GENEVA (Reuters) - The U.N. Security Council must intervene in Burundi to prevent mass atrocities and the risk of a regional conflict, seven independent U.N. human rights investigators said on Thursday.
Looming presidential elections, at the heart of a political crisis in the east African country, were likely to trigger major instability and clashes which could spread across its borders, the experts said in a statement.
Opposition politicians have accused Burundi’s President Pierre Nkurunziza of violating the constitution by running for a third term and are boycotting the vote due on July 21.
Dozens of people have already died in protests in the world’s third poorest country which emerged from civil war in 2005. Hundreds of thousands have fled to other states with a history of ethnic conflict including neighbouring Rwanda.
“The international community must not simply stand by and wait for mass atrocities to unfold, thereby risking a major conflict of regional proportions before it finally decides to act,” they said.
The Security Council must “take immediate action to prevent Burundi from sliding back into conflict,” they added, without going into detail on what action they wanted it to take.
Nkurunziza and his ruling party cite a constitutional court ruling allowing him to stand again. The government did not immediately respond to the statement but has said the vote will be fair and dismissed rights groups’ accusations it is arming the Imbonerakure youth militia to crack down on dissent.
The president has resisted calls from Washington and other major donors not to stand and regional powers have asked Uganda’s President Yoweri Museveni to mediate.

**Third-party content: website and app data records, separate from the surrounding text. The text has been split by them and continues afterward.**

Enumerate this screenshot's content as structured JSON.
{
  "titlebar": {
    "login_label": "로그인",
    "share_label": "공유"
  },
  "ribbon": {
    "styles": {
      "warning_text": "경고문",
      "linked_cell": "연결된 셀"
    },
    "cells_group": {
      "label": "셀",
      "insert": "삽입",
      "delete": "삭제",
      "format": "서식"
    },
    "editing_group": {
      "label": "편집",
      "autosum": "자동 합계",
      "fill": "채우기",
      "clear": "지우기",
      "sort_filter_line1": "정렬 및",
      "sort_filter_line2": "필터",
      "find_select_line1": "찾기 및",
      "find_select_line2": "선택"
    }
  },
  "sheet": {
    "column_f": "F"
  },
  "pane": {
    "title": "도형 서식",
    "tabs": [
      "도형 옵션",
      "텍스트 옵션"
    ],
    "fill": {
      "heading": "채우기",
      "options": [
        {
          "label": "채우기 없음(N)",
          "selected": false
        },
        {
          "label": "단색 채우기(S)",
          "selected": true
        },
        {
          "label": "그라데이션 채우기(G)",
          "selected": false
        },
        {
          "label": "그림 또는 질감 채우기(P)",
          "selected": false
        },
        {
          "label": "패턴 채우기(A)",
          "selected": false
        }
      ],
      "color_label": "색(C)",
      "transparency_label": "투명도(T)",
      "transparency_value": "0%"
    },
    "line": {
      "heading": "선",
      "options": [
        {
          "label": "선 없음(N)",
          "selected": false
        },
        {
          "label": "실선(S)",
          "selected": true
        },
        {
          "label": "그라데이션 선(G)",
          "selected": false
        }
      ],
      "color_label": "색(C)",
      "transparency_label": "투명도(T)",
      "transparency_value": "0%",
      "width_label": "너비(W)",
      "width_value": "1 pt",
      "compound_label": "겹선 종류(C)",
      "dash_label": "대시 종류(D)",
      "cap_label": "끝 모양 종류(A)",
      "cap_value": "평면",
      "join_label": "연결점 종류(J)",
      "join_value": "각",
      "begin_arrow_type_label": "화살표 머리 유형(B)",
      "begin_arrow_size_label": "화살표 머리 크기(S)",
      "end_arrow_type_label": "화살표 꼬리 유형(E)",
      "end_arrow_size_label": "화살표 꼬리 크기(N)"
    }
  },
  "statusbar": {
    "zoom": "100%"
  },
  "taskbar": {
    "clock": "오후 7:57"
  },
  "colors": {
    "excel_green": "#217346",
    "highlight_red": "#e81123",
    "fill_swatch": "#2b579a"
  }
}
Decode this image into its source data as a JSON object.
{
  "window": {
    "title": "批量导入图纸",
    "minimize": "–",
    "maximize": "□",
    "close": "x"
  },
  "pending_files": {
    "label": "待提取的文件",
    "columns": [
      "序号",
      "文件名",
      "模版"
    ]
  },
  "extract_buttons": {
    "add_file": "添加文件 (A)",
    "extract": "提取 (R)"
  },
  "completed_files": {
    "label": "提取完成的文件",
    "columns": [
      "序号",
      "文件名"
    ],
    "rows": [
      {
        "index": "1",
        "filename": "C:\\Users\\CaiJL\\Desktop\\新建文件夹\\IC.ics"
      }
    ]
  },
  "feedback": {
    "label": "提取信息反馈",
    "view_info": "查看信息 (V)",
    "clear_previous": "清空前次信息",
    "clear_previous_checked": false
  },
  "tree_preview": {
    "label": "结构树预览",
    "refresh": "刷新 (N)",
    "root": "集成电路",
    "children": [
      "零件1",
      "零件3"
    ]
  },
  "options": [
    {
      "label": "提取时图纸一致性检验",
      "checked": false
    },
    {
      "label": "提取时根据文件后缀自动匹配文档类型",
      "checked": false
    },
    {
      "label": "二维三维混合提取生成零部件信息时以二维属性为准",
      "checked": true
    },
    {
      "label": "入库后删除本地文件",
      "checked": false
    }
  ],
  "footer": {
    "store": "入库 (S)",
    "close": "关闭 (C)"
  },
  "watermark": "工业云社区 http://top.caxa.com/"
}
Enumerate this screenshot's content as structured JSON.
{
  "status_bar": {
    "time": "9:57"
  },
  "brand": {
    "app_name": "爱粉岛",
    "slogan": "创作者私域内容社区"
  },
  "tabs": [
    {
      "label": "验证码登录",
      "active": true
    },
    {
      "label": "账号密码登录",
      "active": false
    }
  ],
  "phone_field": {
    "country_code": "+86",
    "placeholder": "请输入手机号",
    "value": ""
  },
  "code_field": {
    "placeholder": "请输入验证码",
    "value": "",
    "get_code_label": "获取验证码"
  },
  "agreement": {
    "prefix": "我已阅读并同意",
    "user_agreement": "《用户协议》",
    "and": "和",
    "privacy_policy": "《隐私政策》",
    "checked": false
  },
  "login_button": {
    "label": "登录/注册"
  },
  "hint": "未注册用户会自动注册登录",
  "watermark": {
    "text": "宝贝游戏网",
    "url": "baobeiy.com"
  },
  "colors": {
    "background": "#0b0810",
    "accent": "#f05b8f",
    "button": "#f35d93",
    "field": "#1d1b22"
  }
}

The experts said there had been efforts to coerce the judiciary, some of whom had fled the world’s third poorest country saying their lives were at risk, while armed militias were using violence against civilians.
“This is a crisis that is eminently preventable – everyone can see the risks,” said the seven who each hold a mandate from the U.N. Human Rights Council to investigate different areas of human rights.
“This can escalate into major conflict through the use of outright repression against, and intimidation of, the population at large, the instrumentalisation of the police, the closure of independent media, as well as the detention of the opposition and other civic leaders,” they added.
Reporting by Tom Miles; Editing by Andrew Heavens